Although still not profitable, Layton finances much of its research through the sale of Inversine, a nicotine substitute that battles Tourette's syndrome. Astonishingly, Layton expects to go commercial with LBS-Neurons in the fourth quarter of 2004. But even Steinberg says it's too early to know whether that target date is realistic. "I don't know that we can say we'll be treating patients in a few years with this cell line," he says.
Despite outside criticism of the company's push to enter human clinical trials, doctors working with Layton insist the firm is moving cautiously. Dr. David Tong, a Stanford neurologist who conducts patients' physical therapy evaluations, admits he has "huge safety concerns" about administering the formerly cancerous cells. But he defends the pace and precaution of the study.
"Stroke has been a problem for thousands of years -- we're not going to cure it in five," Tong says. "The company, to its credit, has been good about listening to the scientific advisers. Everybody wants to go as fast as possible. Fortunately, they've used academic centers to run these trials. Too many times, these drug companies push their own agendas, and the academics are taken along for a ride. That's not the case here."

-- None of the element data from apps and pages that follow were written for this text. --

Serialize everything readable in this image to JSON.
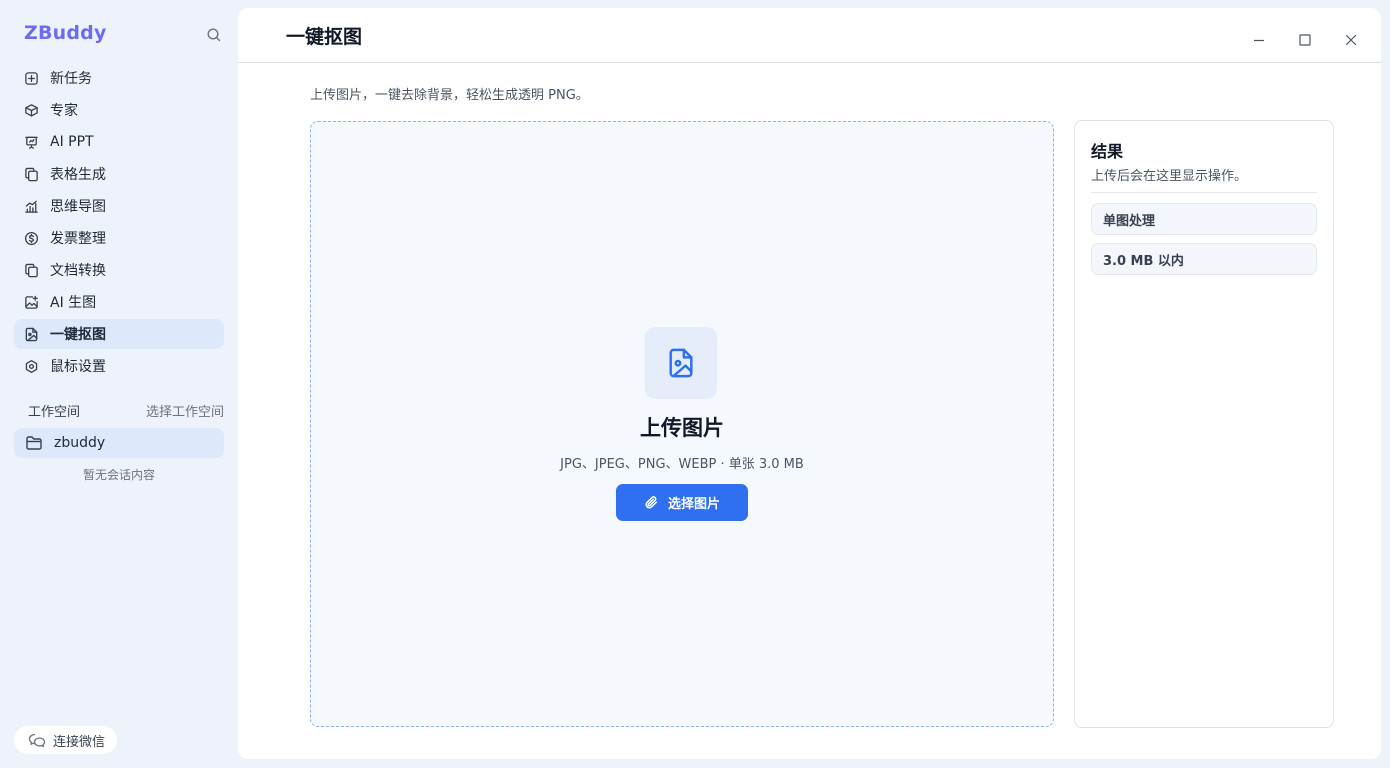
{
  "app": {
    "brand": "ZBuddy"
  },
  "sidebar": {
    "items": [
      {
        "label": "新任务",
        "icon": "plus-square-icon"
      },
      {
        "label": "专家",
        "icon": "box-icon"
      },
      {
        "label": "AI PPT",
        "icon": "presentation-icon"
      },
      {
        "label": "表格生成",
        "icon": "copy-icon"
      },
      {
        "label": "思维导图",
        "icon": "bar-chart-icon"
      },
      {
        "label": "发票整理",
        "icon": "dollar-circle-icon"
      },
      {
        "label": "文档转换",
        "icon": "copy-icon"
      },
      {
        "label": "AI 生图",
        "icon": "image-plus-icon"
      },
      {
        "label": "一键抠图",
        "icon": "image-file-icon",
        "active": true
      },
      {
        "label": "鼠标设置",
        "icon": "hexagon-settings-icon"
      }
    ],
    "workspace_label": "工作空间",
    "workspace_select": "选择工作空间",
    "workspace_item": "zbuddy",
    "empty_text": "暂无会话内容",
    "wechat_button": "连接微信"
  },
  "main": {
    "title": "一键抠图",
    "subtitle": "上传图片，一键去除背景，轻松生成透明 PNG。",
    "upload": {
      "title": "上传图片",
      "hint": "JPG、JPEG、PNG、WEBP · 单张 3.0 MB",
      "button": "选择图片"
    },
    "result": {
      "title": "结果",
      "desc": "上传后会在这里显示操作。",
      "tags": [
        "单图处理",
        "3.0 MB 以内"
      ]
    }
  },
  "colors": {
    "brand": "#6b6cf0",
    "accent": "#2f6ff0",
    "active_bg": "#dde8fb",
    "app_bg": "#eef3fb"
  }
}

If Layton ever wants a reminder to proceed with care, it need look no further than Charlestown, Mass. That's the home base of Diacrin Inc., a biotech firm that launched a clinical study in September 1999 to treat stroke patients with fetal pig cells. But after surgeons implanted the cells in just five patients, one experienced brain swelling and another suffered severe seizures. The company blames the large tube it used to inject the cells, but the FDA halted the trial in the spring and has not allowed it to proceed.
Matt Fredericks limps through the door of Stanford Medical Center's neurology department and exclaims, "Hi honey, I'm home."
Today, home is a drab exam room with the requisite table/bed, sink, latex-glove dispenser, and poster on the wall extolling the benefits of anti-epileptic drugs. From 9 a.m. until late afternoon, Fredericks is prodded, questioned, and tested. Dressed in a tan jacket, tan button-down shirt, and tan slacks, Fredericks -- a slight man with a mustache and cropped brown hair -- responds to the evaluations with a healthy dose of sarcasm. When a nurse asks if his vision is blurry, Fredericks replies: "Only when I take my glasses off." He compares the wait line snaking out of the Blood Drawing and Specimen Collection Lab to the crush of bodies waiting for a spot on one of the Titanic's lifeboats. When a doctor hands Fredericks a copy of Islands magazine and asks him to describe the cover photo of three scantily clad Polynesian women steering a raft, his insight consists of: "Beautiful composition."
But away from the spotlight, Fredericks makes it clear that his attempts at comedy are merely a means of coping, not a sign that he's approaching the study with a cavalier attitude. Fredericks, an engineer who lives in Southern California, was only 35 when he had his stroke five years ago. Thoroughly unprepared for the deep bouts of depression that followed, Fredericks descended into suicidal despair.
"Why, when you're committing suicide, do you put five rounds in the chamber? It's only going to take one click, and all that suffering and misery will be over." As he waits to have his blood drawn, and for the STAT! notation on his form to register with the receptionist, Fredericks stuffs his dead left arm into his pants pocket and lowers his voice. "The stroke takes away so much of you, but it leaves just enough to realize your life is over. Three months after the stroke I sat there with a handgun to my head. I have a wife and two children, but you're living in misery, and they're living in misery ... it'll just take a second to pull the trigger. And having been down the path of suicide, it still lurks, it still sits there as you go to tie your shoe and you realize you can't."